to the trim on a London policeman’s
hat and, while the look of the bridge and
tailpiece takes you back 50 years, the setup
felt solid and reliable—unlike back in the
day when similar-style bridges felt like they
were going to fling off the instrument with
any degree of aggressive play.
The body and neck of the Meaden are
both constructed from maple, and the size
of the instrument echoes the dimensions
of other hollowbody basses of the past.
So if you’re a fan of that, it’ll fall right in
your wheelhouse. Our review model was finished in stunning high-gloss black, but I
should add that I noticed a small splattering
of paint when I gazed in the soundhole.
Though disappointing, it had no effect on
playability or tone.
If you’re an experienced fretless player and aren’t
intimidated by the idea of taking only a fretless
bass to your next cover gig, the tones from the
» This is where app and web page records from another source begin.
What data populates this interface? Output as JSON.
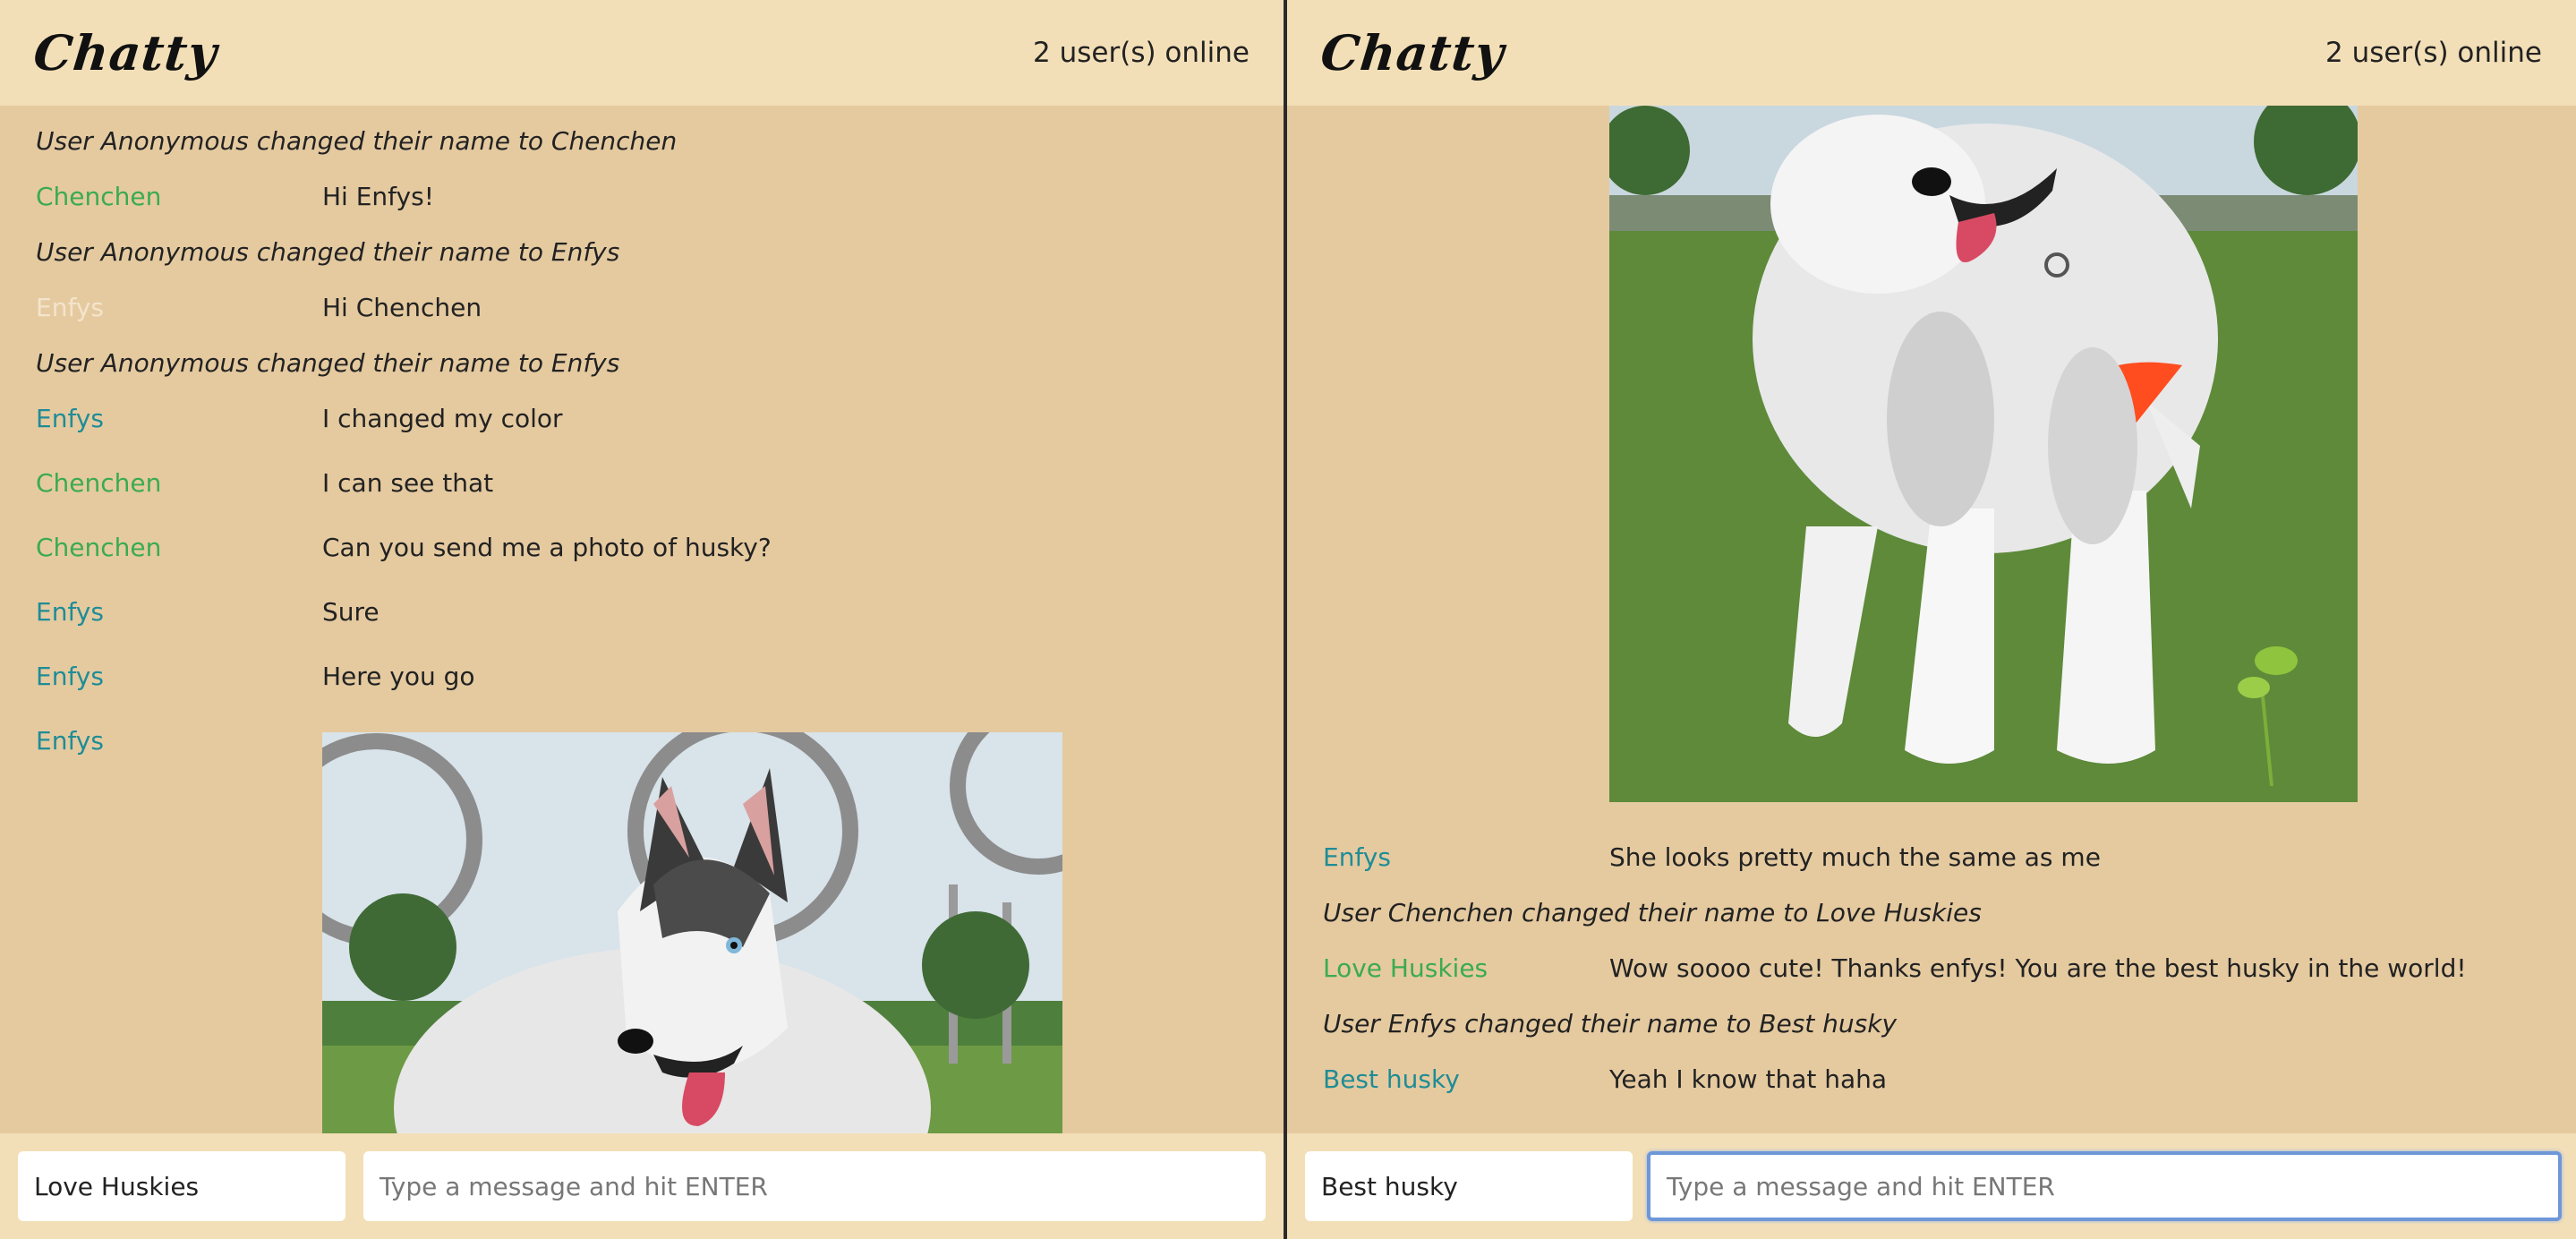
{
  "left": {
    "header": {
      "logo": "Chatty",
      "online": "2 user(s) online"
    },
    "messages": [
      {
        "kind": "notice",
        "text": "User Anonymous changed their name to Chenchen"
      },
      {
        "kind": "msg",
        "user": "Chenchen",
        "color": "#3bab4f",
        "text": "Hi Enfys!"
      },
      {
        "kind": "notice",
        "text": "User Anonymous changed their name to Enfys"
      },
      {
        "kind": "msg",
        "user": "Enfys",
        "color": "#f4e4cc",
        "text": "Hi Chenchen"
      },
      {
        "kind": "notice",
        "text": "User Anonymous changed their name to Enfys"
      },
      {
        "kind": "msg",
        "user": "Enfys",
        "color": "#1f8c96",
        "text": "I changed my color"
      },
      {
        "kind": "msg",
        "user": "Chenchen",
        "color": "#3bab4f",
        "text": "I can see that"
      },
      {
        "kind": "msg",
        "user": "Chenchen",
        "color": "#3bab4f",
        "text": "Can you send me a photo of husky?"
      },
      {
        "kind": "msg",
        "user": "Enfys",
        "color": "#1f8c96",
        "text": "Sure"
      },
      {
        "kind": "msg",
        "user": "Enfys",
        "color": "#1f8c96",
        "text": "Here you go"
      },
      {
        "kind": "image",
        "user": "Enfys",
        "color": "#1f8c96",
        "image": "husky-photo"
      }
    ],
    "footer": {
      "name_value": "Love Huskies",
      "message_placeholder": "Type a message and hit ENTER"
    }
  },
  "right": {
    "header": {
      "logo": "Chatty",
      "online": "2 user(s) online"
    },
    "messages": [
      {
        "kind": "image",
        "user": "",
        "color": "#1f8c96",
        "image": "husky-photo"
      },
      {
        "kind": "msg",
        "user": "Enfys",
        "color": "#1f8c96",
        "text": "She looks pretty much the same as me"
      },
      {
        "kind": "notice",
        "text": "User Chenchen changed their name to Love Huskies"
      },
      {
        "kind": "msg",
        "user": "Love Huskies",
        "color": "#3bab4f",
        "text": "Wow soooo cute! Thanks enfys! You are the best husky in the world!"
      },
      {
        "kind": "notice",
        "text": "User Enfys changed their name to Best husky"
      },
      {
        "kind": "msg",
        "user": "Best husky",
        "color": "#1f8c96",
        "text": "Yeah I know that haha"
      }
    ],
    "footer": {
      "name_value": "Best husky",
      "message_placeholder": "Type a message and hit ENTER"
    }
  }
}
Meaden FL could probably carry the whole load.
Gliss and That
For a larger-bodied bass, the Meaden FL
felt very comfortable in sitting position.
But, like many hollowbody basses of this style, there was some neck diving once I
stood and wore the bass on a strap.
The set neck is finished to match the
body, so fretless players looking for a natural-wood,
pseudo-upright feel are going to miss
that. It shouldn’t be a deal breaker, however,
and as I got to know the instrument a bit
more while playing unplugged, the neck actually began to feel more “mature.” The unplugged tones sang with the swell and
resonance of a classic fretless, although the
growl sounded slightly midrange-y.
Budget-friendly entrance to the fretless world. Nice
playability. Classy tones. Great looks.
Factory setup was a bit sloppy.
Playability/Ease of Use:
To test the plugged-in tones, I ran the
Meaden through an Eden WT550 Traveler
head and 610XLT cabinet. Right out of the
gate, I was impressed with the deep, lush
tones of the passive humbuckers. I love
that Waterstone stayed away from getting cute with a piezo or active pickups. As I
dug in, the 32"-scale rosewood fingerboard
felt even and smooth up until the 12th
fret, but from there on up the neck humbucker
interfered with the 4th string, thus
stifling efforts to unleash my inner Michael
Manring. At that point, I lowered the
pickup with a couple of turns of a Phillips
screwdriver and was soon back in business.
With the 3-way pickup selector in the
middle position, the Meaden FL’s tone was
slightly throaty—true to its hollow nature—but it was also rich and smooth, without
being bite-y in the upper registers. I got a
more traditional fretless sound by switching
to the bridge pickup, which had more presence
without being overbearing. For soloing,
this is your setting. And by switching to the
neck pickup only, I got a deeper, slightly
more aggressive kick that would be apt for a
variety of rock settings. If you’re an experienced
fretless player and aren’t intimidated by
the idea of taking only a fretless bass to your
next cover gig, the tones from the Meaden
FL could probably carry the whole load.
By introducing a fretless version of the
Meaden, Dr. Singer and his team have
made a budget-friendly bass with a ’60s
vibe even cooler. Waterstone Guitars may
be a small company, but it has some big
ideas. The Meaden FL exemplifies how
Waterstone gives stylistic nods to the past
while keeping a keen eye to the future.
To that end, the FL is a classy, nicely
toned, functional tool that constitutes an
affordable entry into the world of fretless.
Whether or not you were around in the
’60s, this bass will afford you the opportunity
to pull on your winklepickers and
slide around on a bass that, playability-wise,
competes with other fretless basses in this
price range, but could probably win out just
by sitting there and looking so hip. Then
again, wasn’t that what the mod movement
was all about?